A new study shows how gut bacteria might explain the much-touted benefits of the “Mediterranean diet.”
The Mediterranean diet is a broad and loose term that generally alludes to the food eaten in Greece, southern Italy, and parts of Spain. Unfortunately, this doesn't mean eating a pepperoni pizza and a bottle of wine every night, but refers to a diet rich in vegetables, fruits, legumes, nuts, beans, cereals, grains, fish, and unsaturated fats, such as olive oil. Eating these kinds of food on a regular basis has been linked to all kinds of positive health effects, especially for the heart and cardiovascular system.
In a new study, reported this week in the journal Nature Medicine, scientists argue some of the health benefits of the Mediterranean diet may actually lie in the way the diet interacts with our gut microbiome.
The trillions of bacteria, viruses, protozoa, and fungi that live in the human intestinal tract are much more than passive lodgers. They are also known to play a central role in our bodies’ metabolism, nutrition, and immune function, which can go on to influence our wider health and even our mood.

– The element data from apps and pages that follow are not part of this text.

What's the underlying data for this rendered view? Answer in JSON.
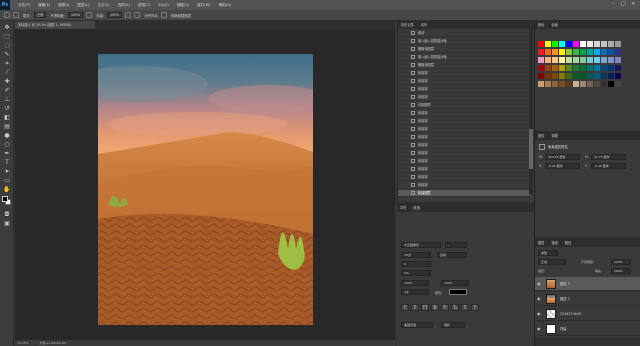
{
  "app": {
    "logo": "Ps"
  },
  "menubar": {
    "items": [
      "文件(F)",
      "编辑(E)",
      "图像(I)",
      "图层(L)",
      "文字(Y)",
      "选择(S)",
      "滤镜(T)",
      "3D(D)",
      "视图(V)",
      "窗口(W)",
      "帮助(H)"
    ]
  },
  "optbar": {
    "mode_label": "模式:",
    "mode_value": "正常",
    "opacity_label": "不透明度:",
    "opacity_value": "100%",
    "flow_label": "流量:",
    "flow_value": "100%",
    "sample_label": "对齐样本",
    "extra": "忽略调整图层"
  },
  "document": {
    "tab_title": "未标题-1 @ 33.3% (图层 1, RGB/8)"
  },
  "statusbar": {
    "zoom": "33.33%",
    "doc": "文档:11.4M/55.7M"
  },
  "history": {
    "tabs": [
      "历史记录",
      "动作"
    ],
    "items": [
      "移动",
      "置入嵌入的智能对象",
      "栅格化图层",
      "置入嵌入的智能对象",
      "栅格化图层",
      "橡皮擦",
      "橡皮擦",
      "橡皮擦",
      "橡皮擦",
      "仿制图章",
      "橡皮擦",
      "橡皮擦",
      "橡皮擦",
      "橡皮擦",
      "橡皮擦",
      "橡皮擦",
      "橡皮擦",
      "橡皮擦",
      "橡皮擦",
      "橡皮擦",
      "新建图层"
    ]
  },
  "swatches": {
    "tabs": [
      "颜色",
      "色板"
    ]
  },
  "properties": {
    "tabs": [
      "属性",
      "调整"
    ],
    "title": "像素图层属性",
    "w_label": "W:",
    "w_value": "423.45 厘米",
    "h_label": "H:",
    "h_value": "11.73 厘米",
    "x_label": "X:",
    "x_value": "-0.26 厘米",
    "y_label": "Y:",
    "y_value": "-2.45 厘米"
  },
  "character": {
    "tabs": [
      "字符",
      "段落"
    ],
    "font": "方正粗黑宋",
    "style": "-",
    "size": "18点",
    "leading": "自动",
    "tracking": "0",
    "kerning": "0%",
    "scale_v": "100%",
    "scale_h": "100%",
    "baseline": "0点",
    "color_label": "颜色:",
    "lang": "美国英语",
    "aa": "锐利",
    "tbtns": [
      "T",
      "T",
      "TT",
      "Tr",
      "T¹",
      "T₁",
      "T",
      "T"
    ]
  },
  "layers": {
    "tabs": [
      "图层",
      "通道",
      "路径"
    ],
    "kind": "类型",
    "blend": "正常",
    "opacity_label": "不透明度:",
    "opacity": "100%",
    "lock_label": "锁定:",
    "fill_label": "填充:",
    "fill": "100%",
    "rows": [
      {
        "name": "图层 3",
        "selected": true
      },
      {
        "name": "图层 2",
        "selected": false
      },
      {
        "name": "1234374444",
        "selected": false
      },
      {
        "name": "背景",
        "selected": false
      }
    ]
  },
  "colors": {
    "accent": "#31a8ff"
  }
}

Researchers at Harvard T.H. Chan School of Public Health looked at the health and gut microbiome of over 300 healthy men. Along with taking poop samples every six months for two years, they were also asked to fill out a questionnaire about their diet. They found that those who adhered to a Mediterranean diet had a notably different make-up of gut bacteria, namely high concentrations of major dietary fiber metabolizers, such as Faecalibacterium prausnitzii and Bacteroides cellulosilyticus.
Furthermore, the presence of one bacteria species, known as Prevotella copri, was found to have an especially interesting link to cardiovascular health. The researchers found that people with decreased levels of P. copri appear to have experienced more of the positive effects of the Mediterranean diet on cardiometabolic disease. In other words, people with little or no P. copri reap more of the benefits of the Mediterranean diet.
The researchers are not certain why P. copri appears to have this link, but they have a few ideas. Firstly, it could simply be that unhealthier diets, which increase the risk of cardiovascular, tend to foster the growth of P. copri. Alternatively, individuals who do not carry P. copri in the gut microbiome may metabolize components of the Mediterranean diet more efficiently and effectively, obtaining more of its cardioprotective effects.
However, the exact nature of this relationship remains speculation for now. The researchers point out that their study was merely observational and they’re limited in their ability to understand the underlying mechanism behind the patterns they observed. They also note that the interactions between the microbiome and diet is an immensely fiddly business. For example, many different subclades of P. copri can be found in different populations across the world, most likely due to diet and lifestyle differences, and not all clades may interact with the Mediterranean diet in the way seen here.
That said, this research is a good example of how new research is shedding light onto the mechanisms that underlie the relationship between the microorganisms that live within us and disease.